## [Your objective]
Among the records that follow, how many lines contain the word "image"? Give the number and no other words.

[Source records]
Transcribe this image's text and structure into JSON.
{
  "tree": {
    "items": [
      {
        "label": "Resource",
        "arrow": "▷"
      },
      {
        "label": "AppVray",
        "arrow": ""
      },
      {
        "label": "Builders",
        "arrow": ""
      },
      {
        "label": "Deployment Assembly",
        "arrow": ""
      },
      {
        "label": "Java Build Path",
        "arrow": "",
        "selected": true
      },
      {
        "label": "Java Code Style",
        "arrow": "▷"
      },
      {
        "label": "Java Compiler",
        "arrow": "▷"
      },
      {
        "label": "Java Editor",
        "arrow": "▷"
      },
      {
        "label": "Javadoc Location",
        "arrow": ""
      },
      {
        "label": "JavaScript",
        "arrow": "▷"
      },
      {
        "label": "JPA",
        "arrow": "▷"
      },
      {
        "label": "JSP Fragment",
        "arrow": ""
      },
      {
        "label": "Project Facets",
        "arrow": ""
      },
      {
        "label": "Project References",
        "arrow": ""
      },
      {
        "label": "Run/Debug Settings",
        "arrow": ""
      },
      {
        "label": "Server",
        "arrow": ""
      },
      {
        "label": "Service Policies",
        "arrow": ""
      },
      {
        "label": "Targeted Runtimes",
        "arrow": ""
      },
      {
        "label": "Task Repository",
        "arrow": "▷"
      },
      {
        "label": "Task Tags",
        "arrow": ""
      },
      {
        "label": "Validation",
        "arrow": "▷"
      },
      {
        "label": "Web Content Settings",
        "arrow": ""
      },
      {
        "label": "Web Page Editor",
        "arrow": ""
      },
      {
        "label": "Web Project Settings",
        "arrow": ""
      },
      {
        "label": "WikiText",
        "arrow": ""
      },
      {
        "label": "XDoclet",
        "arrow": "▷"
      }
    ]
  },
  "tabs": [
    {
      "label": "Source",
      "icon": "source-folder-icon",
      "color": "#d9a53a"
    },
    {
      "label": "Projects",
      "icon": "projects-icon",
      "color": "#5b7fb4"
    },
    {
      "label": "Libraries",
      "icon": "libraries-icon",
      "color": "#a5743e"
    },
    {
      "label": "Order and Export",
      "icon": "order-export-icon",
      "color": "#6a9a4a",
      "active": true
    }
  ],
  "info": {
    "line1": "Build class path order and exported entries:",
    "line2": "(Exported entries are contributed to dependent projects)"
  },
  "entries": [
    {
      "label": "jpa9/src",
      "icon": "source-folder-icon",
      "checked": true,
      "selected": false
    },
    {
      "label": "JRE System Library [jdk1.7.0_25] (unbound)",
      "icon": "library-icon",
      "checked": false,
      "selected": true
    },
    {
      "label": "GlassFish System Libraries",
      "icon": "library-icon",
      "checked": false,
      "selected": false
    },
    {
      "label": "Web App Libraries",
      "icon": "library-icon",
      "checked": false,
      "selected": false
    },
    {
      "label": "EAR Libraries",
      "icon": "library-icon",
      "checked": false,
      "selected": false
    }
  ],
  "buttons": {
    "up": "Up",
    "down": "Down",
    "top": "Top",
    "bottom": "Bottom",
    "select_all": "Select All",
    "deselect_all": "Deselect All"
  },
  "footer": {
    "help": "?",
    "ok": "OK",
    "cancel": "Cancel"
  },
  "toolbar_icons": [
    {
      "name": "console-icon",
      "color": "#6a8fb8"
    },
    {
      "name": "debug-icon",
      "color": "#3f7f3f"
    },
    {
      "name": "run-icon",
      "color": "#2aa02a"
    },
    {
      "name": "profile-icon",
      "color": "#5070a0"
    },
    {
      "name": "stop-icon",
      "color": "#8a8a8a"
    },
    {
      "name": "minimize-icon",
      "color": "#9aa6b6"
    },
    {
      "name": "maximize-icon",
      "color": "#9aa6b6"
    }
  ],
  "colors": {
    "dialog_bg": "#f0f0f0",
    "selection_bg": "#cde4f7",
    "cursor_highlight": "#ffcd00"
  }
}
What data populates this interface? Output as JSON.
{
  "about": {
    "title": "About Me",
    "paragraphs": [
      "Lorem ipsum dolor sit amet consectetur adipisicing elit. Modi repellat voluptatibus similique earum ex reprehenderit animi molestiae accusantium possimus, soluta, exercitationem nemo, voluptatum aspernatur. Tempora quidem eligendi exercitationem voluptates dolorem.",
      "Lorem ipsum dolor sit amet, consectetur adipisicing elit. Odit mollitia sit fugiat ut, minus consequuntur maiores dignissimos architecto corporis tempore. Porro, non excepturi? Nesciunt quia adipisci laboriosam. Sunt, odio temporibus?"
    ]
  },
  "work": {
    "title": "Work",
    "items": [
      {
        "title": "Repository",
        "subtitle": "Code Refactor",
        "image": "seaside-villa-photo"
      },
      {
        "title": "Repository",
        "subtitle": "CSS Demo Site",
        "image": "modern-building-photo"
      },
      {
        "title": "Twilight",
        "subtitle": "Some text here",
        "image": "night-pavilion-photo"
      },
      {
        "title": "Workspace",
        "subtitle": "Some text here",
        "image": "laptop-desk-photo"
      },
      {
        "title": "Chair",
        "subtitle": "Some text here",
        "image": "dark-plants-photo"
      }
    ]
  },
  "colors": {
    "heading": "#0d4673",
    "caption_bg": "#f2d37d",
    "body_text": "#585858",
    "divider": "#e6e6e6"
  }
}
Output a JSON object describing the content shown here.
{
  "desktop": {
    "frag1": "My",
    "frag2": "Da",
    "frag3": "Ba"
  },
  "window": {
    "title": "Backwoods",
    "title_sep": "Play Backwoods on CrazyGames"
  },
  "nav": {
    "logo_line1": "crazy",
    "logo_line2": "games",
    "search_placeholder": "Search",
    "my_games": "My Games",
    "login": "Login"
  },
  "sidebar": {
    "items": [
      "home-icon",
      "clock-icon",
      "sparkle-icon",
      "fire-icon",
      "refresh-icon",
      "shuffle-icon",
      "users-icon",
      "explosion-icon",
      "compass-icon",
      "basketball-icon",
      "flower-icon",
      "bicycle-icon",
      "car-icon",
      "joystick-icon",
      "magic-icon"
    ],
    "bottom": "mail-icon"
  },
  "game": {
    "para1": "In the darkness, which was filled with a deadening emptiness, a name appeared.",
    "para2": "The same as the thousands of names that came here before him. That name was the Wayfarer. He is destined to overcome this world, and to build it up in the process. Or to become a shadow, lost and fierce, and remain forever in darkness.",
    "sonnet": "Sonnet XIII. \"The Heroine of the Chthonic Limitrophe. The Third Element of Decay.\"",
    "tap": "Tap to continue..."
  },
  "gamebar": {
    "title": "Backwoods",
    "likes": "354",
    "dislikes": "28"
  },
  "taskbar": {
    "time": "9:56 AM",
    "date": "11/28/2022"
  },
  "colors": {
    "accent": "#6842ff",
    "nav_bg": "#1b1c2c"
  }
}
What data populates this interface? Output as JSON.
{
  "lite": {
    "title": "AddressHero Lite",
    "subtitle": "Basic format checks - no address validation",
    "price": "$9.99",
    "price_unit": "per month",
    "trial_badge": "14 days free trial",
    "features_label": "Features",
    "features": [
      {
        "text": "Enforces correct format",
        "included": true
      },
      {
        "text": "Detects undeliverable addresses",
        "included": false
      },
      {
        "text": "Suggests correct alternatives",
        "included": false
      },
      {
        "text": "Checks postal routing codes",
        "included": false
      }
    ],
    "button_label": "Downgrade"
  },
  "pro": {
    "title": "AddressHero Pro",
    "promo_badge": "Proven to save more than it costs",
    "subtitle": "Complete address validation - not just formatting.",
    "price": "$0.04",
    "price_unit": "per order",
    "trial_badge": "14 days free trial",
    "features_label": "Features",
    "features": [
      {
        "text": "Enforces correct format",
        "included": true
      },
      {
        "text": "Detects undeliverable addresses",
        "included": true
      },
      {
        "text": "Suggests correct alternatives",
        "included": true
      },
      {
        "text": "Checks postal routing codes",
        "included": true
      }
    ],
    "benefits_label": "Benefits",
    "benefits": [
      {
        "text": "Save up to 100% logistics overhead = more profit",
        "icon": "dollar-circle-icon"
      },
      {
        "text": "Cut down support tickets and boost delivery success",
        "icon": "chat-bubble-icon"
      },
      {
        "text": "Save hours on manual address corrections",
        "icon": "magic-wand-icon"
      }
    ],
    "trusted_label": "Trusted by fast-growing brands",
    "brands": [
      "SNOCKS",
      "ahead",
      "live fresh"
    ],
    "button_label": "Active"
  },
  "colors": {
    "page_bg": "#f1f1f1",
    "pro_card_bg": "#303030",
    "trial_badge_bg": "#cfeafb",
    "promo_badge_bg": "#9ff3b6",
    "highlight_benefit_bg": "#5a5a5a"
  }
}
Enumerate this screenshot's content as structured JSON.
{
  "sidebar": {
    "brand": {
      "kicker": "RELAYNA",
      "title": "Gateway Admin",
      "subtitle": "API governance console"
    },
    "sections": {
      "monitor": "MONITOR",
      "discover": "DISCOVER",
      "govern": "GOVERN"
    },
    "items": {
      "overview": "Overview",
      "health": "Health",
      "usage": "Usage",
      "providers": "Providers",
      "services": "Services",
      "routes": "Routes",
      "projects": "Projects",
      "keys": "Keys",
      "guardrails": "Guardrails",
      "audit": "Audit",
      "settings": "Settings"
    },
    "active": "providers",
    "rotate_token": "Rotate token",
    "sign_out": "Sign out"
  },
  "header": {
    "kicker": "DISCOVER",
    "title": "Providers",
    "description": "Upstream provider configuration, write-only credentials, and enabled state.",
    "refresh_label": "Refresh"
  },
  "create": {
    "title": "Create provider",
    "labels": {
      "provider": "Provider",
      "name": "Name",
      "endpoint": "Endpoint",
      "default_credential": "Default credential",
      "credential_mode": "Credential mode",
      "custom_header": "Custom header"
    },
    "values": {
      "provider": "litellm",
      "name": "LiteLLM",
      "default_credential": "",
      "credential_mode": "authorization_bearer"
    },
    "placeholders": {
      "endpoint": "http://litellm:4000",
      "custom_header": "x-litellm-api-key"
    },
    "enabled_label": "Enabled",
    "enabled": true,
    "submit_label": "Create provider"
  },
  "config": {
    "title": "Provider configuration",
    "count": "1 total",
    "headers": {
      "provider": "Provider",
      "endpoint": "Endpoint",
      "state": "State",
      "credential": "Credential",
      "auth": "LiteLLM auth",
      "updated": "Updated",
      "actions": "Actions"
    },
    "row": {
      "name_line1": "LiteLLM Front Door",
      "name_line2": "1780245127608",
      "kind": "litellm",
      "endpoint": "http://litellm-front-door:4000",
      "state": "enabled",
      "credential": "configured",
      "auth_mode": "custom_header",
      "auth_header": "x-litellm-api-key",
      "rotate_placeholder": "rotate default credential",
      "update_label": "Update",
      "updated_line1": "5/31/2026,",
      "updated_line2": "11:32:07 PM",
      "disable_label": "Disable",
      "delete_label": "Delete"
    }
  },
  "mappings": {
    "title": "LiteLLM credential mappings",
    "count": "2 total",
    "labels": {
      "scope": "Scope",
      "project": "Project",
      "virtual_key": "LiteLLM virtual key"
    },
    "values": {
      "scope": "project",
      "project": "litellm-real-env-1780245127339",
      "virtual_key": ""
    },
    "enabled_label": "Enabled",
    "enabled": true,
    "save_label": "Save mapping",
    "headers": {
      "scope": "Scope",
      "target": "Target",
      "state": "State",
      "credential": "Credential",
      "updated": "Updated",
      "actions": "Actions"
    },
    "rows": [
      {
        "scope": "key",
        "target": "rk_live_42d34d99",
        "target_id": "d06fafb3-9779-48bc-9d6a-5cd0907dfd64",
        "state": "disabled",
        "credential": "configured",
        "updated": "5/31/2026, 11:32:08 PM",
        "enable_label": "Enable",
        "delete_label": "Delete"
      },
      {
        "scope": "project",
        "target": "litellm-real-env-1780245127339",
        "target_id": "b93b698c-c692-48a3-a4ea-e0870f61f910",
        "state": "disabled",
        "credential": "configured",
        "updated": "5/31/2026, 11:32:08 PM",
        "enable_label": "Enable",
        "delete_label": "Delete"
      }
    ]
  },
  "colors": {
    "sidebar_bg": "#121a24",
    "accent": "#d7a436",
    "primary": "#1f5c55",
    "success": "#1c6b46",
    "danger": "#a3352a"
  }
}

## [Expected output]
6